Fells Acres is one of the last cases pending among the wave of major day care sexual-abuse trials in the 1980s -- including California's McMartin preschool case, the Little Rascals Day Care Center in Edenton, N.C., and the Wee Care Day Nursery in Maplewood, N.J.
Several of the convictions in those cases have been overturned as questions have mounted over whether interviewers had prodded suggestible children into fabricating stories of abuse.
But groups that work on behalf of defendants said yesterday's ruling may help the hundreds of people falsely accused of child sexual abuse in day care or custody cases who remain in jail.
James Sultan, LeFave's lawyer, said that when the Amirault case was tried in the mid-1980s, "it was really the dark ages of child sex-abuse investigations, and people didn't know how to question children properly. And at the time, the prevailing wisdom was that you really had to push and prod, and 'Don't take no for an answer' was the mantra of the investigator at the time."
Since then, he argued successfully before the court, more than a decade of research has shown that children are so suggestible that they tend to give questioners the answers questioners want, and then to believe what they have said.

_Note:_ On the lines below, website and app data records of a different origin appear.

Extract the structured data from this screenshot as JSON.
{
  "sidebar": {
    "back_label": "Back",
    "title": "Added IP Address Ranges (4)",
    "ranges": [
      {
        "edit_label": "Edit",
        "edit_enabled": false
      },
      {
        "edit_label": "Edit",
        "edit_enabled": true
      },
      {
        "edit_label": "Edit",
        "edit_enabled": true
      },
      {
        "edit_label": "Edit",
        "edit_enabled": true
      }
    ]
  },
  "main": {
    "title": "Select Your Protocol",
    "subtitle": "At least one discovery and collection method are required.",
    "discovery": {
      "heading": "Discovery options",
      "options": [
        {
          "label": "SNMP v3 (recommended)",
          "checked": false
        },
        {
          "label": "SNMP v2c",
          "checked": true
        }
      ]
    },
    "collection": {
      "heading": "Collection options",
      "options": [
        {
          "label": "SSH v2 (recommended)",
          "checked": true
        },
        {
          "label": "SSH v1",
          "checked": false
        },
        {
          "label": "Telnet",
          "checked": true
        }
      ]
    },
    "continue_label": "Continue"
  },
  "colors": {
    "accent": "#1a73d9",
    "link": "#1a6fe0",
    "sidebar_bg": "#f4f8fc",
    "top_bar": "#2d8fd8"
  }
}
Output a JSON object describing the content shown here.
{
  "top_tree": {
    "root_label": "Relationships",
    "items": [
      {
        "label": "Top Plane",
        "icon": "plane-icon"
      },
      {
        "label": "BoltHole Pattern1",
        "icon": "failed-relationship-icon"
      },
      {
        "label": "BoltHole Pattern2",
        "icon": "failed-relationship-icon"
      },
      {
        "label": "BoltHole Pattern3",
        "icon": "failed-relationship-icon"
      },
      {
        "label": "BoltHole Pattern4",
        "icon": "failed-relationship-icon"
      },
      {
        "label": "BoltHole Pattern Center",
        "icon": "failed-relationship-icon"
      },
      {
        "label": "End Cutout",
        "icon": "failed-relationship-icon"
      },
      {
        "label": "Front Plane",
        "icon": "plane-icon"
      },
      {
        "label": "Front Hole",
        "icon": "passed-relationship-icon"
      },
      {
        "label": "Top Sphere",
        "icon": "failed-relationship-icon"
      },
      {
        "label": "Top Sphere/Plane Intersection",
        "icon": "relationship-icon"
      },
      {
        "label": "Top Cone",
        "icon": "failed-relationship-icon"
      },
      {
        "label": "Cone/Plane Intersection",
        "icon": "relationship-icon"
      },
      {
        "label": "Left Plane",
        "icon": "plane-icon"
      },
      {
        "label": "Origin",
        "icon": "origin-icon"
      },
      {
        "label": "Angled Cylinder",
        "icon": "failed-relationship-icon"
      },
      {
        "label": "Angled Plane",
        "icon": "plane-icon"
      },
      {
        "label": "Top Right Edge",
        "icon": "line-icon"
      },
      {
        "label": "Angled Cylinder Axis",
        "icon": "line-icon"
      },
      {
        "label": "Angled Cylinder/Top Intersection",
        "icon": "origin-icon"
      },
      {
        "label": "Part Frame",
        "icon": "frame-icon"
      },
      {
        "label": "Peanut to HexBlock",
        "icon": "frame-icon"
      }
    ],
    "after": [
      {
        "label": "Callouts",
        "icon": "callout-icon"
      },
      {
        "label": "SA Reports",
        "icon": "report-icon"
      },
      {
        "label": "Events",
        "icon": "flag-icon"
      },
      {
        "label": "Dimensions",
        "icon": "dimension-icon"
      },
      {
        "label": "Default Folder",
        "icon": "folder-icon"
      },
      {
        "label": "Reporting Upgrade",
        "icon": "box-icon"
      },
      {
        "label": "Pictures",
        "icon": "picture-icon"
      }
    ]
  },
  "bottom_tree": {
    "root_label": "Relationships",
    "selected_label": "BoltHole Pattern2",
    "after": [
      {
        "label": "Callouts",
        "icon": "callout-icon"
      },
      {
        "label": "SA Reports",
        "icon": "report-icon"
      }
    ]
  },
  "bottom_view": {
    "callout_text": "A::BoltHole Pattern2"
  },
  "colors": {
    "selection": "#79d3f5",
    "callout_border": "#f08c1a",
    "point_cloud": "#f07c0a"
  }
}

The 1993 exoneration of Margaret Kelly Michaels in the Wee Care case also hinged on flawed interviewing, he noted.
Borenstein had viewed videotapes of the children's interrogations, and read aloud excerpts of transcripts in his ruling yesterday to show how the questioners pushed children into answers.
Afterward, he said, "On and on and on, refusing to take no for an answer, and it's only one example of the overwhelming evidence in this case of how investigators, however well-intentioned, just would not take no, and overwhelmed these kids."
Sultan said the ruling held particular promise for the third defendant in the Amirault case, LeFave's brother Gerald Amirault, who is in prison serving a sentence of 30 to 40 years and was convicted on the same evidence.
Amirault, who was an aide and driver at the Malden, Mass., day care center that Violet Amirault had run for more than 20 years, was accused of taking the center's children, who were between 3 and 5 years old, into a "magic" or "secret" room to molest them.
Children gave accounts of being tied naked to a tree, being attacked by a clown, being raped with objects, and being forced to watch the Amiraults kill birds.
Though the news was good for Cheryl LeFave yesterday, she cried in court "because her Mom wasn't there to hear this vindication," Sultan said.
Later, LeFave told reporters that the judge, "validated everything that my family has been fighting for."
"There was never any abuse in Fells Acres," she said. "And my God, my mother, God rest her soul, her business was taken from her. My mother created a community in Malden that was impeccable. And I'm here to raise her name."
Pub Date: 6/13/98